by Tim Worstall, Forbes
Today is Internet Slowdown Day (and I don’t think we’re taking part here at Forbes) which is the way that various of the internet content providers urge you all to complain to politicians about the possible changes over net neutrality. Arguments over this subject range from the apocalyptic to the sort of heartfelt “meh” that I’m able to muster myself. At the extreme end we see people telling us that it will be the end of the internet if net neutrality is breached and at my sort end of that spectrum of arguments it’s simply about who gets to make money out of providing us with exactly the same things we already get.
Yes, the internet itself is fiercely complicated: that’s why the engineers that keep it running make so much more than you and I do. However, the theoretical concept is really pretty simple. It’s a distribution system. We can think of it as being like the highway system if we like. We’ve got all sorts of traffic coming onto the system at all sorts of points, trying to get to a near infinite variety of places and coming off that system at different times.
Net neutrality simply means that all of that traffic, whether it’s in the tubes of the internet or upon the roads of the highway network, is treated exactly the same. And when it’s put in those terms it gets a little difficult to see why it would be the end of it if there was differentiation between the various pieces of traffic. For we most certainly differentiate between different forms of traffic on those highways. Bicycles aren’t allowed on the interstates, trucks often have different speed limits to cars, in areas of great congestion we have HOV rules (vehicles with more than one occupant get to use special lanes etc). Further, we allow emergency traffic (an ambulance say) to break pretty much all of the speed and rights of way rules that everyone else might have to obey and as someone who has transported radioactive materials before special cargoes most certainly face special rules (as I recall, one 32 lb bar of thorium to go over a state line required its own 18 wheeler with flashing lights plus a police escort.

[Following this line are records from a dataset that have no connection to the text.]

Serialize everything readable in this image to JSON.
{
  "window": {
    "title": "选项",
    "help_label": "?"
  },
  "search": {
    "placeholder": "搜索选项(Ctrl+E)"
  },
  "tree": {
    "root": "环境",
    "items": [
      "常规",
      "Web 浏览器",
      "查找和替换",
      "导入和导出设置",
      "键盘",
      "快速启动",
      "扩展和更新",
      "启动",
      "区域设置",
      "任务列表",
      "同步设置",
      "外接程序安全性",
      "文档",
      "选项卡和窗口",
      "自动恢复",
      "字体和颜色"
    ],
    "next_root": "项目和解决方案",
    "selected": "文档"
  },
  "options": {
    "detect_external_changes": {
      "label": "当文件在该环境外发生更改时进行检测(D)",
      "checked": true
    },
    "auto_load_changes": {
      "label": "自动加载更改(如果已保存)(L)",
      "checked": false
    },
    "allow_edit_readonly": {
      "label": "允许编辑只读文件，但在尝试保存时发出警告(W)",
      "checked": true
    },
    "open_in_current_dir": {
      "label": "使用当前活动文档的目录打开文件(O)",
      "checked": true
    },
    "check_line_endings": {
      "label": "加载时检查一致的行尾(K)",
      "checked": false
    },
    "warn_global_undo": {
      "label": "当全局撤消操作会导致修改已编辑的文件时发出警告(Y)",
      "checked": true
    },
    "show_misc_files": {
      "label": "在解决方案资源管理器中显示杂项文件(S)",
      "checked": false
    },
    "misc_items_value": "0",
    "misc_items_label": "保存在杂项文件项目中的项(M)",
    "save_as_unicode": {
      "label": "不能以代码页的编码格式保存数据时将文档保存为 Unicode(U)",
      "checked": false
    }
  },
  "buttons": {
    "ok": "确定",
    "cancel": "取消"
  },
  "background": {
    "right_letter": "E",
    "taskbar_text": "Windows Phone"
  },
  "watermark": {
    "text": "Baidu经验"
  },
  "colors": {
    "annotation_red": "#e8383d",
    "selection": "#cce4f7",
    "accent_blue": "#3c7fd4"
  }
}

Two 16 lb bars after it had been cut in half could go on the same Fed Ex truck with no extra precautions. Go figure.). Read the entire story.